In a march that denounced the alleged racial incident at Sigma Pi and the reportedly inadequate response from the administration, protesters from Cornell, Ithaca College and the Ithaca community walked from the fraternity to Day Hall Wednesday, bringing with them the sound of syncopated drum beats and the fervor of about 100 shouting voices.
“What do we want? Justice! When do we want it? Now!” protesters shouted as they walked through Ho Plaza.
Printed on yellow pieces of paper, their 11 demands were delivered at the feet of Kent Hubbell ’69, dean of students. The demands were also hung on the entrance of Day Hall on a spray-painted banner.
Among the demands was a call for the administration to “take responsibility to end racism and stop putting this responsibility on students,” to create an “anti-racist joint task force” and to “require all faculty and staff to undergo ongoing anti-oppression and social justice trainings.”
Although these three demands were prioritized, according to the organizers, other demands included creating a “social justice requirement” for all undergraduate students and the elimination of the word “diversity” from the University’s lexicon to replace it with the term “anti-oppression.”
At Day Hall, as administrators looked on, a number of speakers –– including Prof. N’Dri Assie-Lumumba, Africana studies, and several students –– urged the University to cease its “empty rhetorical promises” in favor of stronger action against issues of racial and gender bias.
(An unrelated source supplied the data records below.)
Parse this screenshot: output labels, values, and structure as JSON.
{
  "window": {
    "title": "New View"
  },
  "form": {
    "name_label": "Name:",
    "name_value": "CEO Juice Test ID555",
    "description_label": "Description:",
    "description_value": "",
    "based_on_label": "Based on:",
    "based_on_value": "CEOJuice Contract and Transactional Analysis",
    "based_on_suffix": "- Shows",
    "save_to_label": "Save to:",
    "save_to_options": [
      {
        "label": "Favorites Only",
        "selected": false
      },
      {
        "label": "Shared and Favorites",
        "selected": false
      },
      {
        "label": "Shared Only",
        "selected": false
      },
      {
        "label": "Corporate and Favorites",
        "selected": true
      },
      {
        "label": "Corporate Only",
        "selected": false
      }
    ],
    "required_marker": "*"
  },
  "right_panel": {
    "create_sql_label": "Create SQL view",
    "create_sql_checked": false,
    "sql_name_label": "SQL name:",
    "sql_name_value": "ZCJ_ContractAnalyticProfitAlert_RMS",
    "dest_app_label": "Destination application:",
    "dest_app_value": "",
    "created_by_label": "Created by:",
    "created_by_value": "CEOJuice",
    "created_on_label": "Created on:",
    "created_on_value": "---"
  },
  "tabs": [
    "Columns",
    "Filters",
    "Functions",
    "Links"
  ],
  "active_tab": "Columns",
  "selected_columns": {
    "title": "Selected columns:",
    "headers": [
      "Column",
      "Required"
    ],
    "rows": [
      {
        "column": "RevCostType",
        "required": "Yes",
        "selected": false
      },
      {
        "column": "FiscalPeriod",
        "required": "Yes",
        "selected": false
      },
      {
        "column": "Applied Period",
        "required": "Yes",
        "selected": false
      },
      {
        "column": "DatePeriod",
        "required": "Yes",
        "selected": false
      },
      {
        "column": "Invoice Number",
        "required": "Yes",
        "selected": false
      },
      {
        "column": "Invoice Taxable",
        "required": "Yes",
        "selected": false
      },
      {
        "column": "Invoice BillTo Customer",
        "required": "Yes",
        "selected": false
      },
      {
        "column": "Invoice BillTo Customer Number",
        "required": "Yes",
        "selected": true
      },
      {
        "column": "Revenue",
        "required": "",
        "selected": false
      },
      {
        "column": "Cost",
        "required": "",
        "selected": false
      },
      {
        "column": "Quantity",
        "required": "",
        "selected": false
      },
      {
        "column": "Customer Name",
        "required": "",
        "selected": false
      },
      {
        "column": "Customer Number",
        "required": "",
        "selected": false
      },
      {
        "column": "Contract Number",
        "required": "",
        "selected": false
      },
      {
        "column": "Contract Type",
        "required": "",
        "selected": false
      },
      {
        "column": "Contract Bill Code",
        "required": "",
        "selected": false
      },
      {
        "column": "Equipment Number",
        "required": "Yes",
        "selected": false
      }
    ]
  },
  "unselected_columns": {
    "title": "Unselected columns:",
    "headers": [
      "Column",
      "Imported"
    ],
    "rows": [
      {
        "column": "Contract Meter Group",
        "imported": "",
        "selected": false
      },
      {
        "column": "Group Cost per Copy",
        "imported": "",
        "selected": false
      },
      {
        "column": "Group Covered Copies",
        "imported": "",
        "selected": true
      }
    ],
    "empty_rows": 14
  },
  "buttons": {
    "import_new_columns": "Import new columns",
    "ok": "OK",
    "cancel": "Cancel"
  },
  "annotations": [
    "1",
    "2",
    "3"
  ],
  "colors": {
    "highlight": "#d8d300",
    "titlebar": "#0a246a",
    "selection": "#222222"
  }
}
The protesters were responding to a May 5 incident at Sigma Pi, in which individuals at the fraternity house reportedly threw bottles and other objects at black students walking by early that morning. Additionally, the students were allegedly taunted with references to Trayvon Martin, a Florida teenager whose controversial shooting sparked national outcry.
Sigma Pi later released a statement saying the perpetrator was not a member of the fraternity, but rather visiting from a chapter at another university. Still, Cornell’s Sigma Pi chapter was placed on interim suspension on May 8, and Cornell held seven forums last week as part of a “series of conversations addressing bias.”
But, referring to one of the events, Prof. Paula Ioanide, comparative race and ethnicity studies, Ithaca College, said Cornell administrators turned to a “bunch of rhetoric” instead of “acting to contest proactively such racist acts of violence.”
After the incident at Sigma Pi, Susan Murphy ’73, vice president for student and academic services, issued a statement to the community condemning what happened, saying, “There is no place for this kind of behavior at Cornell University; we celebrate our diversity and expect all our members to respect one another.”
James Ricks, an Ithaca resident, expressed skepticism about Murphy’s statement. It did not “sound very apologetic” and came off as a “belated attempt at damage control,” he said.
“You expect us to believe that it was a departure from your normal social interaction, yet someone — a visitor, you say — suddenly felt comfortable enough to attack black students with bottles cans and reprehensible taunts,” Ricks said.
Moreover, protesters expressed frustration about their perception that students and faculty bear too much of the responsibility to promote anti-racism on campus.
Omar Figueredo grad said that “it is not our job to change the institutional culture of Cornell University.” Although the administration is paid to take on the responsibility for doing so, he said, students of color have had to take on the burden of fighting discrimination on campus.
Assie-Lumumba agreed, saying that “the [administration] likes to shed responsibility on students.”
Holding posters that read, “Stop and frisk the frats” and “Greek system check your (hetero)sexism,” protesters also voiced their frustrations about Cornell’s Greek system, saying that fraternities and sororities are part of an “institutional culture” that perpetuates racism and sexism.
“[The] Greek culture constantly harasses women on the basis of their gender and sexuality,” Ioanide said.
Several speakers also said that the racial incident that occurred at Sigma Pi was not an isolated occurrence.
Referring to a Feb. 18, 2006, incident when Nathan Poffenbarger ’08 allegedly stabbed a visiting black student — reportedly yelling racial epithets as he attacked him — Prof. James Turner, Africana studies, said that such events are “sort of brushed aside” before they inevitably re-emerge.
“So, here we are again,” he said.
Turner further condemned the use of Trayvon Martin’s name in the incident at Sigma Pi.
“As if [the killing of Trayvon Martin] wasn’t bad enough on its own terms; it had to be deepened,” he said.
As the protest came to an end, participants, declining Hubbell’s offer to shake hands with them, placed their printed list of demands at Hubbell’s feet.
As the protesters left, they expressed skepticism about the administration’s intents to act.
As she asked all the protesters to return their posters, Anna-Lisa Castle ’13, one of the organizers of the protest, said, “We will probably need to use them next semester.”
Ricks, echoing Castle’s doubts, said, “It’s difficult to heal a wound when the first thing you apply to it is bullshit.”
Original Author: Jinjoo Lee